_Exercise prompt_. Lines below that include the word "photo" should each be copied.

_Website and app data records_.
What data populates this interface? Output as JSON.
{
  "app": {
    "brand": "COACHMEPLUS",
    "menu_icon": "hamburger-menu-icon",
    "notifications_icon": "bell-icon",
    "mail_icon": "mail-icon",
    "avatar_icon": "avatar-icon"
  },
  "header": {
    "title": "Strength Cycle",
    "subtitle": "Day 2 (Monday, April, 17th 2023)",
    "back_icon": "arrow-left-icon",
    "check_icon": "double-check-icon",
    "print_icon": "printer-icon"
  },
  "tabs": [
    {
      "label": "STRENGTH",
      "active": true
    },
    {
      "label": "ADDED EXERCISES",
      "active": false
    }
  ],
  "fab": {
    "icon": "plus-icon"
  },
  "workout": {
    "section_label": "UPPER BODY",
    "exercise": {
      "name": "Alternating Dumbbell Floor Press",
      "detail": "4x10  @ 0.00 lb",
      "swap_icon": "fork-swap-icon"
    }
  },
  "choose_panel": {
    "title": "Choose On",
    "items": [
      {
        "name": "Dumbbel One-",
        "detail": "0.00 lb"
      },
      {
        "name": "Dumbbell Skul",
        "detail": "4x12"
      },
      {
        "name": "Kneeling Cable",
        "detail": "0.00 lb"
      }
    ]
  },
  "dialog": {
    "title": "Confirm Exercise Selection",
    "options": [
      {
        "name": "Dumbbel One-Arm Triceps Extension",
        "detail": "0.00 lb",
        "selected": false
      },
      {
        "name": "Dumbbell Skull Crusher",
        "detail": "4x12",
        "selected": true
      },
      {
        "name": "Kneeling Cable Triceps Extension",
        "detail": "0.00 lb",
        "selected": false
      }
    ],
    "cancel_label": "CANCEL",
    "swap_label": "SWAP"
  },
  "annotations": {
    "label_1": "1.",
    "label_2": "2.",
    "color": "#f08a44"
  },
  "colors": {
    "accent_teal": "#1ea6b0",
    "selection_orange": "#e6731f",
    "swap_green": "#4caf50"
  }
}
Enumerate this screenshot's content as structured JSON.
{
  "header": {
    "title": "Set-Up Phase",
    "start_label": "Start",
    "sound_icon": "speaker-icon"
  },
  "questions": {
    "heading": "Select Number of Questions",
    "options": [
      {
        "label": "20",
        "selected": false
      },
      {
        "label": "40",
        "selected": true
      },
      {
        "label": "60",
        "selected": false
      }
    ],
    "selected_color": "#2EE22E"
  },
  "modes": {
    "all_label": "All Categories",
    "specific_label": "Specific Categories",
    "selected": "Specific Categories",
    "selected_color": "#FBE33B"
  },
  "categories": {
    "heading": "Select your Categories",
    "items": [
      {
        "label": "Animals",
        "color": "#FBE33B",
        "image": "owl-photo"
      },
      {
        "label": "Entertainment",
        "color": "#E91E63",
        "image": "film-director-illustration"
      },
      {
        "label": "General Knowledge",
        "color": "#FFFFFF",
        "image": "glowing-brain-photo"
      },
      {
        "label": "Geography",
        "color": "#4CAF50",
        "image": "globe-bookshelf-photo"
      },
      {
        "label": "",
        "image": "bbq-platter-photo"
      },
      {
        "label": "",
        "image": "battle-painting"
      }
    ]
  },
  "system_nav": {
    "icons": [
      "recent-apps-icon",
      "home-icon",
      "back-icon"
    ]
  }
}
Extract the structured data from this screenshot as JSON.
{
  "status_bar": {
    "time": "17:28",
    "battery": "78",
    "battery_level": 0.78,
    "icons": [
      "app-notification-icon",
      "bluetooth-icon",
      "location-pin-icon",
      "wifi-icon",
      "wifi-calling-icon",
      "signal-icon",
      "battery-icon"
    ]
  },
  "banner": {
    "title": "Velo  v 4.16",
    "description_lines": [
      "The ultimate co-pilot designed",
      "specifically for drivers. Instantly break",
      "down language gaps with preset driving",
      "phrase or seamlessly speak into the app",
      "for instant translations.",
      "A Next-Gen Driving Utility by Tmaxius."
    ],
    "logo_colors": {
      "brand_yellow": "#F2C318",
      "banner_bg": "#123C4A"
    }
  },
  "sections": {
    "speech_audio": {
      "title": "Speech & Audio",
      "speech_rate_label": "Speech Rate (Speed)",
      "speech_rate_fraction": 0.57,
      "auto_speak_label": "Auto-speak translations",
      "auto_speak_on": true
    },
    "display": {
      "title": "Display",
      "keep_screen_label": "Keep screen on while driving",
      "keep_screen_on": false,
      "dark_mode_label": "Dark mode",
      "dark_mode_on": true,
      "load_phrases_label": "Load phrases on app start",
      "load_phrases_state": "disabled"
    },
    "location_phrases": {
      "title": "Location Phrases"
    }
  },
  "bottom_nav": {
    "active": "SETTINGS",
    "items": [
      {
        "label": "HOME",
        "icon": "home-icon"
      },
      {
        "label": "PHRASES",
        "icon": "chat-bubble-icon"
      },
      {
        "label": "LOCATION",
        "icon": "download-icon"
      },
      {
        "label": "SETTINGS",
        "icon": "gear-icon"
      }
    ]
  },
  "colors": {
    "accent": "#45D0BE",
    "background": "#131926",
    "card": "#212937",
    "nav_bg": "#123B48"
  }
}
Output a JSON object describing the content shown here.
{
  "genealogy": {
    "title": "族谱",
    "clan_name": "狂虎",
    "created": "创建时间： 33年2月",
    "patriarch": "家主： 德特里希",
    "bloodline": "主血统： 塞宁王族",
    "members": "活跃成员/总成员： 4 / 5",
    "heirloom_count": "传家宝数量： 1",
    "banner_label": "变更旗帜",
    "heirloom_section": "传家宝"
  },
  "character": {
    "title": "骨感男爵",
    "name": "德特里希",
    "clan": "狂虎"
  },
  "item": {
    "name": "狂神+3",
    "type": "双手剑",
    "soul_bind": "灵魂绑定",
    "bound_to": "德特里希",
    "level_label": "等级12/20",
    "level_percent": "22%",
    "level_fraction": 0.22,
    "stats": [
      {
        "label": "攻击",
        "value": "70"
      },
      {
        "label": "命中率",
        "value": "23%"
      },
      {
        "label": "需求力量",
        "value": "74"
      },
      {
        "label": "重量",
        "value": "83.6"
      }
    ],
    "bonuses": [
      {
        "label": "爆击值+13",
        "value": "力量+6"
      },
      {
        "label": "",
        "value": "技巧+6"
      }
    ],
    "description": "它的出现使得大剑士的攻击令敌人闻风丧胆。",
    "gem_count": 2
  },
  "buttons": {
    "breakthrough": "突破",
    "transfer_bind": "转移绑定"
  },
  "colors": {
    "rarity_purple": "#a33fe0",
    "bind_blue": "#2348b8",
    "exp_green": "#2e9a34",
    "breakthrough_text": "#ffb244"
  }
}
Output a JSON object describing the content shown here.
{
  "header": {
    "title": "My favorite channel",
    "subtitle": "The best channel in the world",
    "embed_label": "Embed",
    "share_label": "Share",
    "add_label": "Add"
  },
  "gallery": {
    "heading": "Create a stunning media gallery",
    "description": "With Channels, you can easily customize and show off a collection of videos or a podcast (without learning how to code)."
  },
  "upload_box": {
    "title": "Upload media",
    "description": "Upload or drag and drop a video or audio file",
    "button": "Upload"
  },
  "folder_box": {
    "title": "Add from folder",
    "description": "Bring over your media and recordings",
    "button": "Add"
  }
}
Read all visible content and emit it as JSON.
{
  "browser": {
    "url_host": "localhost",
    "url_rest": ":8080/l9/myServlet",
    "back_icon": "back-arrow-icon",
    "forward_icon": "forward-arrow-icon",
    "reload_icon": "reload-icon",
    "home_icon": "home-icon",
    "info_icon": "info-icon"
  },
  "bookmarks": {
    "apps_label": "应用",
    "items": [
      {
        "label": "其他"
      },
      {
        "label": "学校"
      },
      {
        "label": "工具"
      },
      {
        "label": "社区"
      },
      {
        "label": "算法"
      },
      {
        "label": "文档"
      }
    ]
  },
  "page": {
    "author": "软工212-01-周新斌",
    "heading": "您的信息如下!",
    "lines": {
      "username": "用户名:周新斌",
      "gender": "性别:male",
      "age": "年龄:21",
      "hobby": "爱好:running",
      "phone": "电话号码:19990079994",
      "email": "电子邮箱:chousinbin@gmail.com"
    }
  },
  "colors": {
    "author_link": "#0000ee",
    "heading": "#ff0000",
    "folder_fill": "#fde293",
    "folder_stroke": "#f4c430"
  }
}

_Written reply_.
        "image": "owl-photo"
        "image": "glowing-brain-photo"
        "image": "globe-bookshelf-photo"
        "image": "bbq-platter-photo"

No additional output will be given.